Buying a used iPod touch is an appealing idea for the thrifty tech enthusiast. It promises to deliver a powerful and fun gadget while also saving money. But is it worth it? A lower price isn’t necessarily a good thing if it means you’re getting a device with problems. If you’re considering buying a used iPod touch, follow these tips to make sure you get a good deal.
Don’t Buy Anything Older Than One Generation Back
The world of technology moves fast — so fast that even a low price isn’t a good reason to buy an iPod touch that’s too old. The current (and final version) iPod touch is the 6th generation. The 5th generation was released in 2012, while the 4th generation model was released in 2010, the same year as the iPhone 4. Just as it wouldn’t make any sense to buy an iPhone 4 these days as it’s just too old, the same is true for the iPod touch.
When the iPod Touch was still being manufactured, Apple updated the device much more slowly than the iPhone, so the gap in terms of features, speed, and storage capacity between each model is much bigger than between iPhone models.
Buying more than one generation back could save you extra money, but it also means that the touch you buy will be less powerful, less useful, less fun, and more likely to start encountering hardware problems and software incompatibility sooner.
What to Look For with a Used iPod Touch
Here are some details to look out for when you’re buying a used iPod touch to make sure you aren’t a penny wise but a pound foolish.
- Features: The gap in features between one generation touch and the next can be huge.

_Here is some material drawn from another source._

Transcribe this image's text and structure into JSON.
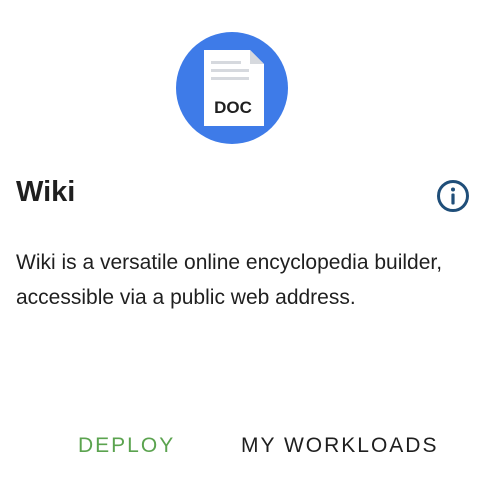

When shopping for a used iPod touch, make sure that you understand what features the model you’re considering has and which ones it lacks compared to the latest version. It may not be worth it to save a few dollars if you lose cool, new features.
- Seller’s Reputation: Checking out a seller’s reputation is a good way to ensure you don’t get scammed. Sites like eBay and Amazon make it easy to see how other people who have bought from that seller have liked their transaction. If you’re buying for a company, do a web search for complaints about it.
- Battery: The battery on an iPod touch will last a few years if treated well. After that, battery life starts to decline and you’ll have to pay for a battery replacement. Ask if the seller is willing to certify or replace the battery with a fresh one (something repair shops can do) before you buy. Otherwise, you may end up paying extra for your “cheap” iPod touch sooner than you expected.
- Screen: With its touchscreen interface, the condition of a used iPod touch’s screen is key. If it hasn’t been kept in a case, the screen may be scratched, which can interfere with watching a video, playing games, or browsing the web. Get a look at the screen of the used iPod touch you’re considering, even if it’s just a photo.
- Capacity: Lower prices are appealing, but you should always buy as much storage capacity as you can afford. You’ll fill it with music, videos, apps, and photos. Don’t buy anything smaller than a 32 GB model; the iOS takes up so much space that models with less storage don’t leave much room for your data.
- Warranty: If you can get a used touch with a warranty — even an extended warranty you pay extra for — do it. You can’t get this from an individual selling their old iPod, but if you’re buying it from a company, you may be able to get one. Spending the extra money now could save on repair costs later.
Where to Buy a Used iPod touch
If a used iPod touch is right for you, you’ve got a lot of options for where to buy it:
- Apple: Apple sells refurbished iPod touches at the online Apple Store. Expect to save a few bucks and have the experts making sure the device works properly. Even better: refurbished Apple products usually include a limited warranty. Not a bad combo.
- Used Electronics Retailers: Companies like NextWorth and Gazelle buy and sell used iPods (and iPhones and other devices). With a thorough inspection process, you can feel confident that you’re getting a dependable device. Check out a comparison of these reputable companies.
- iPod resellers: A handful of companies that sell new models also sell used iPod touches (often at prices close to Apple’s). Check out sites like PowerMax if you want to go this route.
- eBay/Craigslist/Amazon: eBay, Craigslist, and Amazon are great places to find bargains online, but beware. Always buy from an established company or seller with a good reputation to avoid trouble.